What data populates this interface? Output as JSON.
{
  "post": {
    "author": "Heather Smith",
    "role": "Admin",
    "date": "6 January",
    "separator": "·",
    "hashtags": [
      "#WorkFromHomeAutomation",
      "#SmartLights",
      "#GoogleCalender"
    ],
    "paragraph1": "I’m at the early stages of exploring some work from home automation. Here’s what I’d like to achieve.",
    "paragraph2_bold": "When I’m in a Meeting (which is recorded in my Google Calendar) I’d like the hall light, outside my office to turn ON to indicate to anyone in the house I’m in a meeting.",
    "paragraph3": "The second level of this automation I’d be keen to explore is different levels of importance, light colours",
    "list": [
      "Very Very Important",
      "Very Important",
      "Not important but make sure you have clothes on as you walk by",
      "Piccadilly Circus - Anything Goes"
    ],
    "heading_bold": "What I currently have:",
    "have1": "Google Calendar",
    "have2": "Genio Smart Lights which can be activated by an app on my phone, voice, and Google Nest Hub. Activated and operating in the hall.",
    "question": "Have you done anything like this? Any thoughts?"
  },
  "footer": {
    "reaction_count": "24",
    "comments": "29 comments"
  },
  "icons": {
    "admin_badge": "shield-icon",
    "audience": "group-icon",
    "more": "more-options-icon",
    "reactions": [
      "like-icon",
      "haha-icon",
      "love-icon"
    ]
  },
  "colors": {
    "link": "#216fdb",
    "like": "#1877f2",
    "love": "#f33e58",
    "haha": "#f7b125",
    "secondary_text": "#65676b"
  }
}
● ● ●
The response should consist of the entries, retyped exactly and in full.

■ **Exercise response**
What data populates this interface? Output as JSON.
{
  "post": {
    "author": "Heather Smith",
    "role": "Admin",
    "date": "6 January",
    "separator": "·",
    "hashtags": [
      "#WorkFromHomeAutomation",
      "#SmartLights",
      "#GoogleCalender"
    ],
    "paragraph1": "I’m at the early stages of exploring some work from home automation. Here’s what I’d like to achieve.",
    "paragraph2_bold": "When I’m in a Meeting (which is recorded in my Google Calendar) I’d like the hall light, outside my office to turn ON to indicate to anyone in the house I’m in a meeting.",
    "paragraph3": "The second level of this automation I’d be keen to explore is different levels of importance, light colours",
    "list": [
      "Very Very Important",
      "Very Important",
      "Not important but make sure you have clothes on as you walk by",
      "Piccadilly Circus - Anything Goes"
    ],
    "heading_bold": "What I currently have:",
    "have1": "Google Calendar",
    "have2": "Genio Smart Lights which can be activated by an app on my phone, voice, and Google Nest Hub. Activated and operating in the hall.",
    "question": "Have you done anything like this? Any thoughts?"
  },
  "footer": {
    "reaction_count": "24",
    "comments": "29 comments"
  },
  "icons": {
    "admin_badge": "shield-icon",
    "audience": "group-icon",
    "more": "more-options-icon",
    "reactions": [
      "like-icon",
      "haha-icon",
      "love-icon"
    ]
  },
  "colors": {
    "link": "#216fdb",
    "like": "#1877f2",
    "love": "#f33e58",
    "haha": "#f7b125",
    "secondary_text": "#65676b"
  }
}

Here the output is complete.